In New Jersey, along with Governor Christie, voters approved a $1 an hour increase in the state minimum wage - a win. Washington State rejected labeling foods containing GMO ingredients. I see this one as a loss. South Portland, Maine voted down the ban against an bringing tar sands oil through their city. Another loss. But Portland, and three Michigan cities (Lansing, Jackson, Ferndale) voted overwhelming to legalize small amounts of marijuana (this now makes 14 cities in Michigan that have done the same). Win.

Apart from the election, the Illinois House approved Marriage Rights for LGBT Americans. Soon, only the most solid of red states will still outlaw gay rights. Big win.

In every election, some go your way and some don't but I'm generally satisfied with the outcome of this oneelection.

I have often been accused of being a lemming, a sheeple (whatever the code word of the day happens to be), blind to the weaknesses of my own party...a hater of Republicans based on general principles.

Contrary to popular belief among my conservative Facebook friends, that has never been true. I would like nothing more than for the Republican party to go back to its roots as a socially moderate, fiscally conservative party. I think the country is way better off when there are two equally strong parties fighting it out. We, the people, are more likely to get good legislation and positive leadership when both sides have to compromise and meet somewhere in the middle.

But, in my view, the years of the ultra-right-wing Tea Party types have been disastrous for both the U.S. and the Republican Party itself. Their ultimate goal seems to bring down the government rather than to make it better. Rather then working together, they prefer to stonewall and obstruct. They seem to believe that preventing anything from happening is a positive outcome.

So, we've stumbled along from one economic catastrophe after another as they refused to enact legislation that would help the economy grow. The House keeps cutting back on the number of days they work. Why? Because they don't plan on doing anything....not immigration reform, not a farm bill, not a jobs bills, not an infrastructure bill. The Tea Party-controlled House of Representatives has been tremendously destructive for the entire country. Their main purpose appears to be conducting witch hunts and hearings that go nowhere, sequester, government shutdowns. They rule through the blackmail of fiscal cliffs and default.

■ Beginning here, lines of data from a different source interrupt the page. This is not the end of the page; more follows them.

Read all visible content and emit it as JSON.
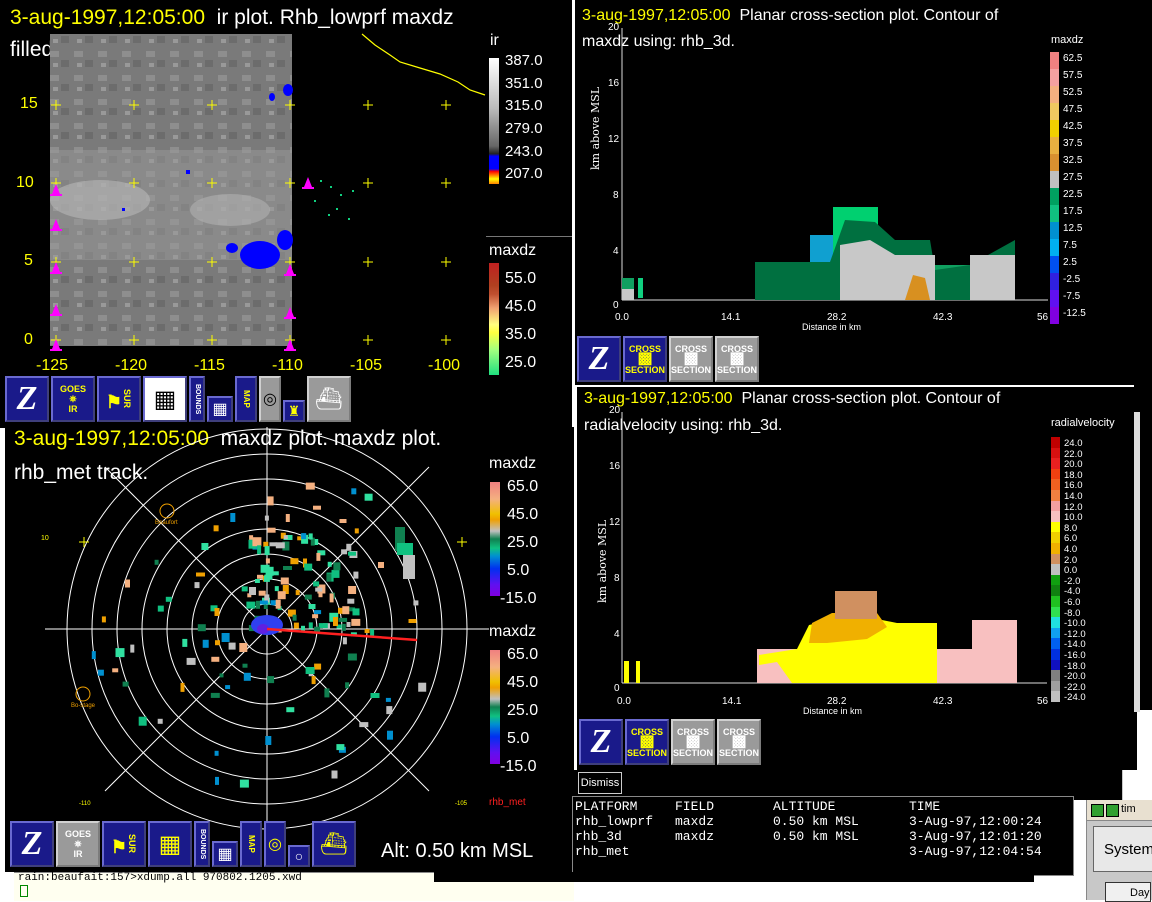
{
  "win_ir": {
    "title_line1": "3-aug-1997,12:05:00  ir plot.  Rhb_lowprf maxdz",
    "title_date": "3-aug-1997,12:05:00",
    "title_rest": "ir plot.  Rhb_lowprf maxdz",
    "title_line2": "filled contour.",
    "ylabels": [
      "15",
      "10",
      "5",
      "0"
    ],
    "xlabels": [
      "-125",
      "-120",
      "-115",
      "-110",
      "-105",
      "-100"
    ],
    "ir_legend_title": "ir",
    "ir_legend": [
      "387.0",
      "351.0",
      "315.0",
      "279.0",
      "243.0",
      "207.0"
    ],
    "maxdz_legend_title": "maxdz",
    "maxdz_legend": [
      "55.0",
      "45.0",
      "35.0",
      "25.0"
    ]
  },
  "win_maxdz_cs": {
    "title_date": "3-aug-1997,12:05:00",
    "title_rest": "Planar cross-section plot.  Contour of",
    "title_line2": "maxdz using: rhb_3d.",
    "legend_title": "maxdz",
    "legend": [
      "62.5",
      "57.5",
      "52.5",
      "47.5",
      "42.5",
      "37.5",
      "32.5",
      "27.5",
      "22.5",
      "17.5",
      "12.5",
      "7.5",
      "2.5",
      "-2.5",
      "-7.5",
      "-12.5"
    ],
    "legend_colors": [
      "#f08080",
      "#f4a0a0",
      "#f4b080",
      "#f0c860",
      "#f0d000",
      "#e8b040",
      "#d89030",
      "#c0c0c0",
      "#00a060",
      "#10c080",
      "#0090d0",
      "#00b0f0",
      "#0050f0",
      "#3020e0",
      "#6010f0",
      "#8000e0"
    ],
    "yaxis_label": "km above MSL",
    "xaxis_label": "Distance in km",
    "yticks": [
      "20",
      "16",
      "12",
      "8",
      "4",
      "0"
    ],
    "xticks": [
      "0.0",
      "14.1",
      "28.2",
      "42.3",
      "56"
    ]
  },
  "win_rv_cs": {
    "title_date": "3-aug-1997,12:05:00",
    "title_rest": "Planar cross-section plot.  Contour of",
    "title_line2": "radialvelocity using: rhb_3d.",
    "legend_title": "radialvelocity",
    "legend": [
      "24.0",
      "22.0",
      "20.0",
      "18.0",
      "16.0",
      "14.0",
      "12.0",
      "10.0",
      "8.0",
      "6.0",
      "4.0",
      "2.0",
      "0.0",
      "-2.0",
      "-4.0",
      "-6.0",
      "-8.0",
      "-10.0",
      "-12.0",
      "-14.0",
      "-16.0",
      "-18.0",
      "-20.0",
      "-22.0",
      "-24.0"
    ],
    "legend_colors": [
      "#c00000",
      "#d81010",
      "#e82020",
      "#f04010",
      "#f06020",
      "#f08040",
      "#f4a0a0",
      "#f8c0c0",
      "#ffff00",
      "#f0d000",
      "#f0b000",
      "#d09060",
      "#c0c0c0",
      "#10a010",
      "#108010",
      "#20c020",
      "#30e050",
      "#20e0e0",
      "#10a0f0",
      "#0060f0",
      "#0030e0",
      "#1010c0",
      "#808080",
      "#a0a0a0",
      "#c0c0c0"
    ],
    "yaxis_label": "km above MSL",
    "xaxis_label": "Distance in km",
    "yticks": [
      "20",
      "16",
      "12",
      "8",
      "4",
      "0"
    ],
    "xticks": [
      "0.0",
      "14.1",
      "28.2",
      "42.3",
      "56"
    ]
  },
  "win_radar": {
    "title_date": "3-aug-1997,12:05:00",
    "title_rest": "maxdz plot.  maxdz plot.",
    "title_line2": "rhb_met track.",
    "legend1_title": "maxdz",
    "legend1": [
      "65.0",
      "45.0",
      "25.0",
      "5.0",
      "-15.0"
    ],
    "legend2_title": "maxdz",
    "legend2": [
      "65.0",
      "45.0",
      "25.0",
      "5.0",
      "-15.0"
    ],
    "track_label": "rhb_met",
    "alt_label": "Alt: 0.50 km MSL",
    "coord_left": "-110",
    "coord_right": "-105",
    "lat_label": "10",
    "marker1": "Beaufort",
    "marker2": "Bo-stage"
  },
  "toolbar": {
    "goes_label": "GOES",
    "ir_label": "IR",
    "sur_label": "SUR",
    "bounds_label": "BOUNDS",
    "map_label": "MAP",
    "cross_label": "CROSS",
    "section_label": "SECTION"
  },
  "dismiss_label": "Dismiss",
  "info_table": {
    "headers": [
      "PLATFORM",
      "FIELD",
      "ALTITUDE",
      "TIME"
    ],
    "rows": [
      [
        "rhb_lowprf",
        "maxdz",
        "0.50 km MSL",
        "3-Aug-97,12:00:24"
      ],
      [
        "rhb_3d",
        "maxdz",
        "0.50 km MSL",
        "3-Aug-97,12:01:20"
      ],
      [
        "rhb_met",
        "",
        "",
        "3-Aug-97,12:04:54"
      ]
    ]
  },
  "terminal": {
    "line1": "rain:beaufait:157>xdump.all 970802.1205.xwd"
  },
  "side": {
    "title": "tim",
    "button1": "System",
    "button2": "Day"
  }
}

They decided on their tactics to bring down Obamacare from Day One. It would be their main priority. Republican governors would refuse to set up their own exchanges, leaving it to the feds to do....a huge task when you're talking about 27 states. They would refuse to accept the funds to expand Medicare even if it left tens of thousands of their poorest citizens uninsured. They would decline to sponsor information programs to help their constituents learn about the Affordable Care Act, decline to hire navigators to assist people trying to discover how Obamacare would affect them. They would reject spending the money to improve the system. In fact, they wouldn't even discuss the changes they thought would make it better. They didn't want it to be better. They simply wanted it to fail.

The Tea Party Republicans have essentially engaged in democracy nullification. If they didn't like the choices made by the voters, they simply tried to go under, over and around those choices. They impeached Bill Clinton and they'd like to do the same with Obama. Don't like the way voters vote? Figure out ways to keep them from going to the polls or being allowed to vote once they get there. Redistrict yourself into non-competitive seats. Don't like the court's ruling on reproductive rights? Create restrictions that close down clinics or make having an abortion a traumatic and humiliating event for desperate women. Don't like gun laws? Make it a crime for federal agents to enforce them. These are the Constitutionalists who get to decide for themselves when the Constitution applies and when it doesn't.

It's not Republicans I is a certain breed of radical right-wing Republicans. So is this election the tiniest light at the end of the tunnel? Maybe. I hope so.